It’s not a problem, the Cary SLP-05 I bought instead of the BHK is a great unit and includes a tape loop. I’m mostly commenting because I believe not including a tape loop was a PS Audio Over-site and maybe worth correcting on future models/refinements. There are 5 inputs on the BHK. Seems like a lot. 4 inputs and a fixed volume output would be something to consider. Just one man’s opinion.


#11

I wouldn’t disagree.


#12

Unless you are like me and can easily use five inputs. :slight_smile:

And can also find a use for a fixed out as well.


#13

And thus the conundrum. There’s not much real estate on the back of the BHK especially considering dual single and balanced inputs/outputs. Maybe making input five singled ended and the fixed volume output single ended… Just a thought.


#14

Not a bad solution, but I would hate to lose the true balanced connections the unit provides.


#15

Yes, Paul, a y-connector out of the phono is probably my best solution at this point. I’m not quite sure if the loading of preamp plus the ADC unit are something to worry about, but I’m guessing not, as the phono’s output impedance is 400 ohms in balanced.


#16

Most input impedances are quite high. Ours is 100kΩ and the average is 50KΩ so that is almost no load at all. Not to worry with such a low impedance feeding it.


#17

But when you get in to pro gear, input impedance can be quite low. I don’t know if that carries over to Benchmark’s ADC.

My friend had the Lindemann preamp and power amp. The amps input impedance was so low, he couldn’t really use the amp with anything but the matching preamp.

Unless you decide to have custom Y-adaptors made, either the Audioquest or Pangea are quite reasonably priced.


#18
jeffstarr said But when you get in to pro gear, input impedance can be quite low.
? Pro gear is designed to be versatile. Input impedance is typically high and the equipment easy to drive.
I don't know if that carries over to Benchmark's ADC.
The input impedance of the ADC1 is 200k ohms from 20Hz to 20kHz. That is, very high and, thus, exceedingly easy to drive.

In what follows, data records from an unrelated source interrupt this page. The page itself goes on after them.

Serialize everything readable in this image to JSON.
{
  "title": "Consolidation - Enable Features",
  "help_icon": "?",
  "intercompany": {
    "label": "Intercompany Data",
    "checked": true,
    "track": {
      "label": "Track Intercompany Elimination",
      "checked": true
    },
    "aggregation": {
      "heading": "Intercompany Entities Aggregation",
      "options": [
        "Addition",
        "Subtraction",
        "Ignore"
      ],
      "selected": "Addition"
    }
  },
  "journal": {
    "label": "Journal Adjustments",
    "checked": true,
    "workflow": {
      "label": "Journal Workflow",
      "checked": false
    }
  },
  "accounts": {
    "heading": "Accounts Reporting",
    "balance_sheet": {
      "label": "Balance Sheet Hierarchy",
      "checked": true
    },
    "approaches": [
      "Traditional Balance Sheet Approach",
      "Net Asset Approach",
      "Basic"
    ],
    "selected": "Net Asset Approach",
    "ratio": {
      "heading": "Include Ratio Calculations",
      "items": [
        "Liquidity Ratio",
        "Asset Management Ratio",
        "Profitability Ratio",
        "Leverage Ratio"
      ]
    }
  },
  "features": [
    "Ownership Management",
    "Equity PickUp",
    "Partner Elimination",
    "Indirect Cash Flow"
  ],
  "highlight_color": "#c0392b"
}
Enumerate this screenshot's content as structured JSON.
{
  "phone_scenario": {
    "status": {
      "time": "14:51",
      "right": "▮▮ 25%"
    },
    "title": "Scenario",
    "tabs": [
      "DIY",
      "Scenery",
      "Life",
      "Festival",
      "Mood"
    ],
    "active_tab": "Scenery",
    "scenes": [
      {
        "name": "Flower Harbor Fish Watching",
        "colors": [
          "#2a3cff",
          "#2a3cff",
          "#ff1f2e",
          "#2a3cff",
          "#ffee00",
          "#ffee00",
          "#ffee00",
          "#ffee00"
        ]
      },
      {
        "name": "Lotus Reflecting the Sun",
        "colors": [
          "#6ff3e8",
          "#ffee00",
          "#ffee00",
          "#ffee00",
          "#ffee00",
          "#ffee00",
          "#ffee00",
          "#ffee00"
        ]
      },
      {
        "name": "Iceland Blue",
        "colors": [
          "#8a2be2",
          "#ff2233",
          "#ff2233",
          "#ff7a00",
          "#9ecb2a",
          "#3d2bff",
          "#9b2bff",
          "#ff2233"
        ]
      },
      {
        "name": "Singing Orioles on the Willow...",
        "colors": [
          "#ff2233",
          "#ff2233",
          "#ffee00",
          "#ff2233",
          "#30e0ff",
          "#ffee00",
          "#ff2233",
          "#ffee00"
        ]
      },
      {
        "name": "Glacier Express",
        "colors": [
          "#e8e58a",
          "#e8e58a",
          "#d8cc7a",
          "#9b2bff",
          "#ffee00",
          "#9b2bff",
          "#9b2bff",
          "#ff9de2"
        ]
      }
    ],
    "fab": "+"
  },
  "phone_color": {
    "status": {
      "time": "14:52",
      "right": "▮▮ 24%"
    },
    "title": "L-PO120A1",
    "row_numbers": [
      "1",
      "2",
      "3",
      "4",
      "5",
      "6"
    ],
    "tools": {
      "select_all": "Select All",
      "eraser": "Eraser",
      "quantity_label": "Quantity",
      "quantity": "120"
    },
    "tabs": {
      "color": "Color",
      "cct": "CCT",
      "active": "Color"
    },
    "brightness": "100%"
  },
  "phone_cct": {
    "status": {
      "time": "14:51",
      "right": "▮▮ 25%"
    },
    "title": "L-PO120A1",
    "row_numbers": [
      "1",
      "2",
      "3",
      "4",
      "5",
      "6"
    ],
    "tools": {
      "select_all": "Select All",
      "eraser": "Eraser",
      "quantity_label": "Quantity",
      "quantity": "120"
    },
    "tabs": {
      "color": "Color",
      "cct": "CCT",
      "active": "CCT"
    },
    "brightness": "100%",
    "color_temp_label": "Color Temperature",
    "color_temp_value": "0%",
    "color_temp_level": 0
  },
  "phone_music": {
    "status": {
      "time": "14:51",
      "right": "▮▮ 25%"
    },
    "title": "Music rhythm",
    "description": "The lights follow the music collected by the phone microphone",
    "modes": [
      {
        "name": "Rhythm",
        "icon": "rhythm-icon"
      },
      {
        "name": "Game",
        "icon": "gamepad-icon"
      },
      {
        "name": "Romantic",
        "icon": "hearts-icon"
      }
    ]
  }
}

#19

Crown is probably the best known pro amps, well that I am aware of. Most of their current amps are 20k balanced, 10k single ended, while not as low as the Lindemann amp, it is low if matched with a tube preamp, and/or long ICs. They have tons of power, but may roll off the highs if not carefully matched.

The input impedance of the BHK 300 is 50k unbalanced, 100k balanced, and the 250 is double that.

Edit: I seem to remember someone telling me that Lindemann got it’s start in pro audio, apparently I got some bad info. As far as Benchmark goes, they design some very fine equipment, for a fair price, so I am not surprised they would have a high input impedance.


#20

Crown is one of many sound reinforcement amps. Lindemann is not a pro manufacturer.

20K ohms is moderately high input impedance, typical for a solid state amp, and much more than sufficient unless you have an incredibly high output impedance as your source, such as 5k ohms. I have no idea what this might be.

For example, it is common for a mic preamplifier to have an output impedance of 50 to 100 ohms. This makes the input impedance of a Crown amp 200 to 400 times greater, making it exceedingly easy to drive. For reference, the output impedance of the DirectStream is 124 ohms unbalanced, which would happily mate with a Crown amp.

Pro equipment is designed to just work with just about anything. For example, you can drive a 1 ohm load with one channel of a Crown amp, with a 16 ohm on the other, driven by different sources of vastly different impedance. The amp will not care.

But amp impedance is completely irrelevant. I’ll be Bach is driving a pro ADC, the Benchmark ADC1, with an input impedance of 200k ohms(!) from 20Hz to 20kHz. Anything can drive this ADC, even an iPhone.